Segment Open

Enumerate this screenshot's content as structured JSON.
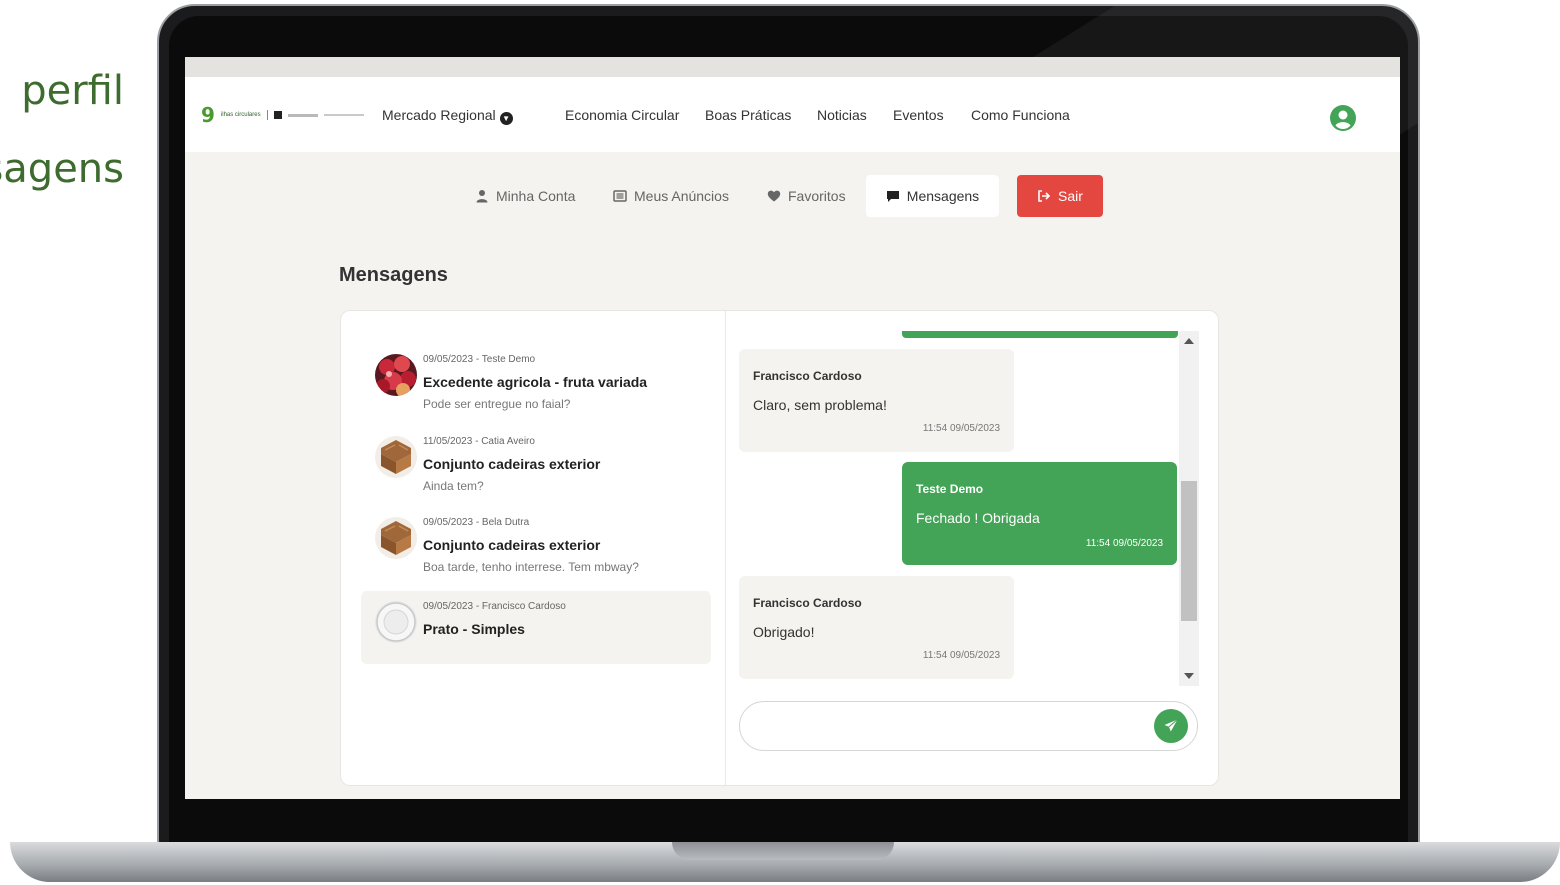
{
  "slide": {
    "line1": "perfil",
    "line2": "sagens"
  },
  "brand": {
    "logo_number": "9",
    "logo_words": "ilhas circulares",
    "accent_color": "#43a356",
    "danger_color": "#e4473f"
  },
  "navbar": {
    "items": [
      {
        "label": "Mercado Regional",
        "icon": "chevron-down-circle-icon"
      },
      {
        "label": "Economia Circular"
      },
      {
        "label": "Boas Práticas"
      },
      {
        "label": "Noticias"
      },
      {
        "label": "Eventos"
      },
      {
        "label": "Como Funciona"
      }
    ],
    "user_icon": "user-circle-icon"
  },
  "subnav": {
    "items": [
      {
        "label": "Minha Conta",
        "icon": "user-icon"
      },
      {
        "label": "Meus Anúncios",
        "icon": "list-icon"
      },
      {
        "label": "Favoritos",
        "icon": "heart-icon"
      },
      {
        "label": "Mensagens",
        "icon": "chat-icon",
        "active": true
      },
      {
        "label": "Sair",
        "icon": "logout-icon"
      }
    ]
  },
  "page": {
    "title": "Mensagens"
  },
  "conversations": [
    {
      "meta": "09/05/2023 - Teste Demo",
      "title": "Excedente agricola - fruta variada",
      "preview": "Pode ser entregue no faial?",
      "thumb": "fruit-thumbnail"
    },
    {
      "meta": "11/05/2023 - Catia Aveiro",
      "title": "Conjunto cadeiras exterior",
      "preview": "Ainda tem?",
      "thumb": "chair-thumbnail"
    },
    {
      "meta": "09/05/2023 - Bela Dutra",
      "title": "Conjunto cadeiras exterior",
      "preview": "Boa tarde, tenho interrese. Tem mbway?",
      "thumb": "chair-thumbnail"
    },
    {
      "meta": "09/05/2023 - Francisco Cardoso",
      "title": "Prato - Simples",
      "preview": "",
      "thumb": "plate-thumbnail",
      "selected": true
    }
  ],
  "chat": {
    "messages": [
      {
        "sender": "Francisco Cardoso",
        "text": "Claro, sem problema!",
        "time": "11:54 09/05/2023",
        "direction": "in"
      },
      {
        "sender": "Teste Demo",
        "text": "Fechado ! Obrigada",
        "time": "11:54 09/05/2023",
        "direction": "out"
      },
      {
        "sender": "Francisco Cardoso",
        "text": "Obrigado!",
        "time": "11:54 09/05/2023",
        "direction": "in"
      }
    ],
    "input_value": "",
    "send_icon": "send-icon"
  }
}
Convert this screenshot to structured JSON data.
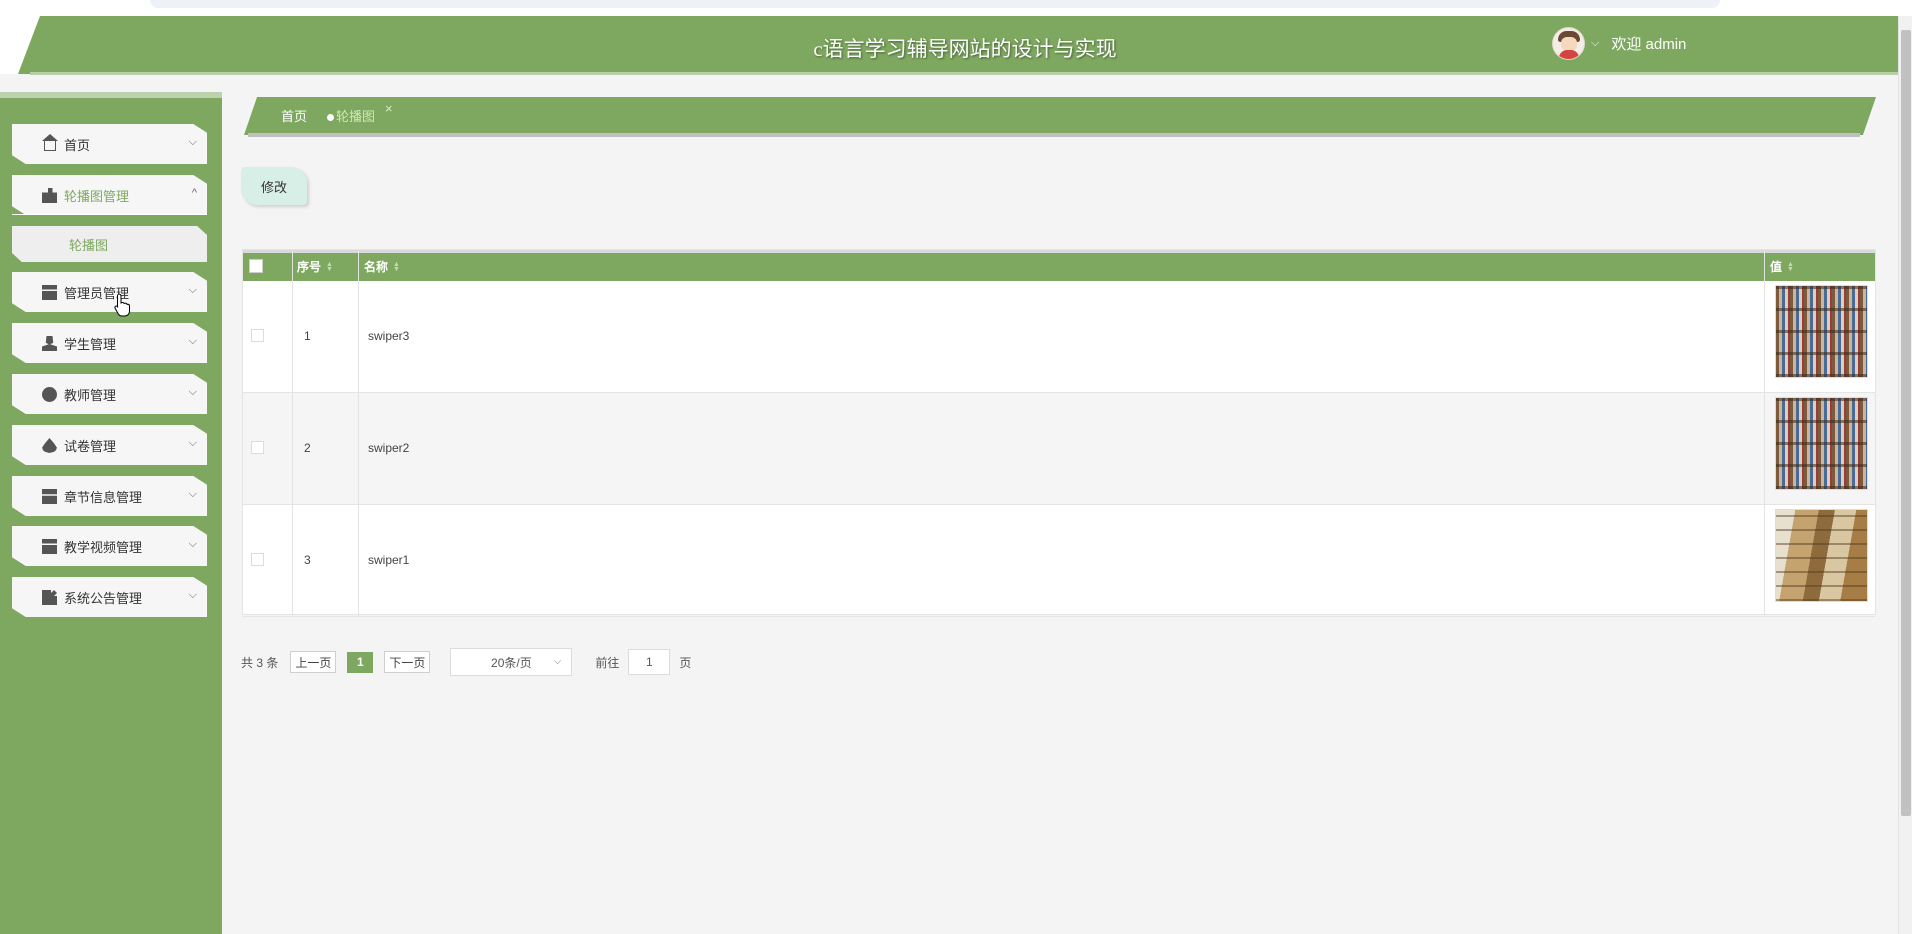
{
  "header": {
    "site_title": "c语言学习辅导网站的设计与实现",
    "welcome": "欢迎 admin",
    "chevron": "⌵"
  },
  "sidebar": {
    "items": [
      {
        "label": "首页",
        "icon": "home-icon",
        "chevron": "⌵"
      },
      {
        "label": "轮播图管理",
        "icon": "image-icon",
        "chevron": "^",
        "expanded": true
      },
      {
        "label": "管理员管理",
        "icon": "archive-icon",
        "chevron": "⌵"
      },
      {
        "label": "学生管理",
        "icon": "user-icon",
        "chevron": "⌵"
      },
      {
        "label": "教师管理",
        "icon": "teacher-icon",
        "chevron": "⌵"
      },
      {
        "label": "试卷管理",
        "icon": "drop-icon",
        "chevron": "⌵"
      },
      {
        "label": "章节信息管理",
        "icon": "list-icon",
        "chevron": "⌵"
      },
      {
        "label": "教学视频管理",
        "icon": "video-icon",
        "chevron": "⌵"
      },
      {
        "label": "系统公告管理",
        "icon": "notice-icon",
        "chevron": "⌵"
      }
    ],
    "submenu": {
      "label": "轮播图"
    }
  },
  "breadcrumb": {
    "home": "首页",
    "current": "轮播图",
    "close": "×"
  },
  "toolbar": {
    "edit_label": "修改"
  },
  "table": {
    "columns": [
      "序号",
      "名称",
      "值"
    ],
    "rows": [
      {
        "index": "1",
        "name": "swiper3",
        "image": "bookshelf-photo"
      },
      {
        "index": "2",
        "name": "swiper2",
        "image": "bookshelf-photo"
      },
      {
        "index": "3",
        "name": "swiper1",
        "image": "library-photo"
      }
    ]
  },
  "pagination": {
    "total": "共 3 条",
    "prev": "上一页",
    "current_page": "1",
    "next": "下一页",
    "page_size": "20条/页",
    "goto_label": "前往",
    "goto_value": "1",
    "page_suffix": "页"
  },
  "colors": {
    "primary": "#7ea860",
    "edit_button": "#d7efe7"
  }
}
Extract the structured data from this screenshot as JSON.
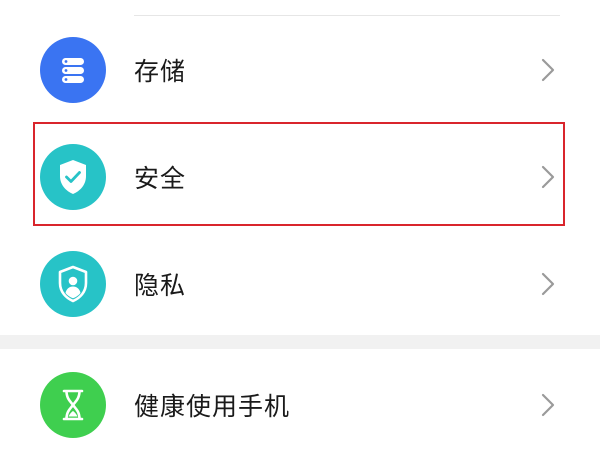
{
  "settings": {
    "items": [
      {
        "key": "storage",
        "label": "存储",
        "icon": "storage-icon",
        "icon_color": "#3a74f2"
      },
      {
        "key": "security",
        "label": "安全",
        "icon": "shield-check-icon",
        "icon_color": "#27c3c7"
      },
      {
        "key": "privacy",
        "label": "隐私",
        "icon": "privacy-shield-icon",
        "icon_color": "#27c3c7"
      },
      {
        "key": "health",
        "label": "健康使用手机",
        "icon": "hourglass-icon",
        "icon_color": "#3fcf4f"
      }
    ],
    "highlighted_item": "security",
    "highlight_color": "#d9252c"
  }
}
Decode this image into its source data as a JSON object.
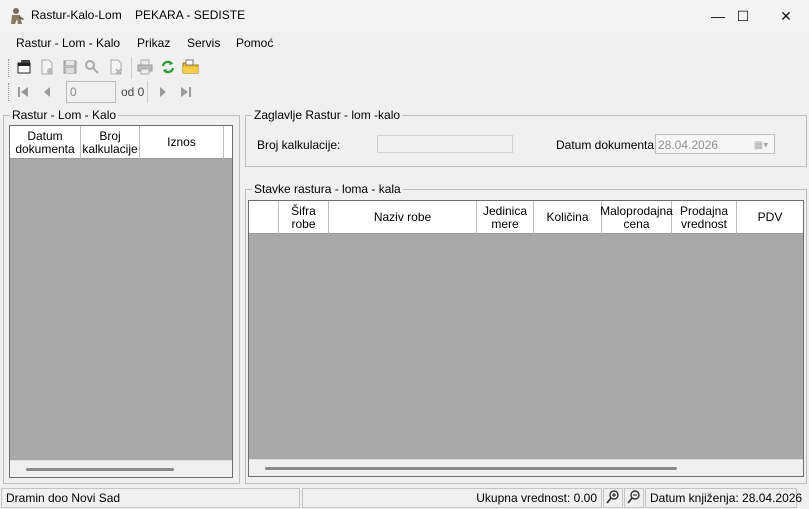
{
  "window": {
    "title": "Rastur-Kalo-Lom    PEKARA - SEDISTE",
    "minimize": "—",
    "maximize": "☐",
    "close": "✕"
  },
  "menu": [
    "Rastur - Lom - Kalo",
    "Prikaz",
    "Servis",
    "Pomoć"
  ],
  "toolbar": {
    "icons": [
      "new-window-icon",
      "new-document-icon",
      "save-icon",
      "search-icon",
      "delete-document-icon",
      "print-icon",
      "refresh-icon",
      "open-folder-icon"
    ]
  },
  "navigator": {
    "position_value": "0",
    "of_label": "od 0"
  },
  "left_panel": {
    "title": "Rastur - Lom - Kalo",
    "columns": [
      "Datum dokumenta",
      "Broj kalkulacije",
      "Iznos"
    ]
  },
  "header_panel": {
    "title": "Zaglavlje Rastur - lom -kalo",
    "broj_label": "Broj kalkulacije:",
    "broj_value": "",
    "datum_label": "Datum dokumenta:",
    "datum_value": "28.04.2026"
  },
  "items_panel": {
    "title": "Stavke rastura - loma - kala",
    "columns": [
      "Šifra robe",
      "Naziv robe",
      "Jedinica mere",
      "Količina",
      "Maloprodajna cena",
      "Prodajna vrednost",
      "PDV"
    ]
  },
  "status": {
    "company": "Dramin doo Novi Sad",
    "total": "Ukupna vrednost: 0.00",
    "posting_date": "Datum knjiženja: 28.04.2026"
  },
  "colors": {
    "grid_background": "#a9a9a9",
    "window_background": "#f0f0f0"
  }
}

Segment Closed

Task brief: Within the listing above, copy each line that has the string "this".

Reply to the exercise:
Enumerate this screenshot's content as structured JSON.
Convert this screenshot to structured JSON data.
Extract the structured data from this screenshot as JSON.
Decode this image into its source data as a JSON object.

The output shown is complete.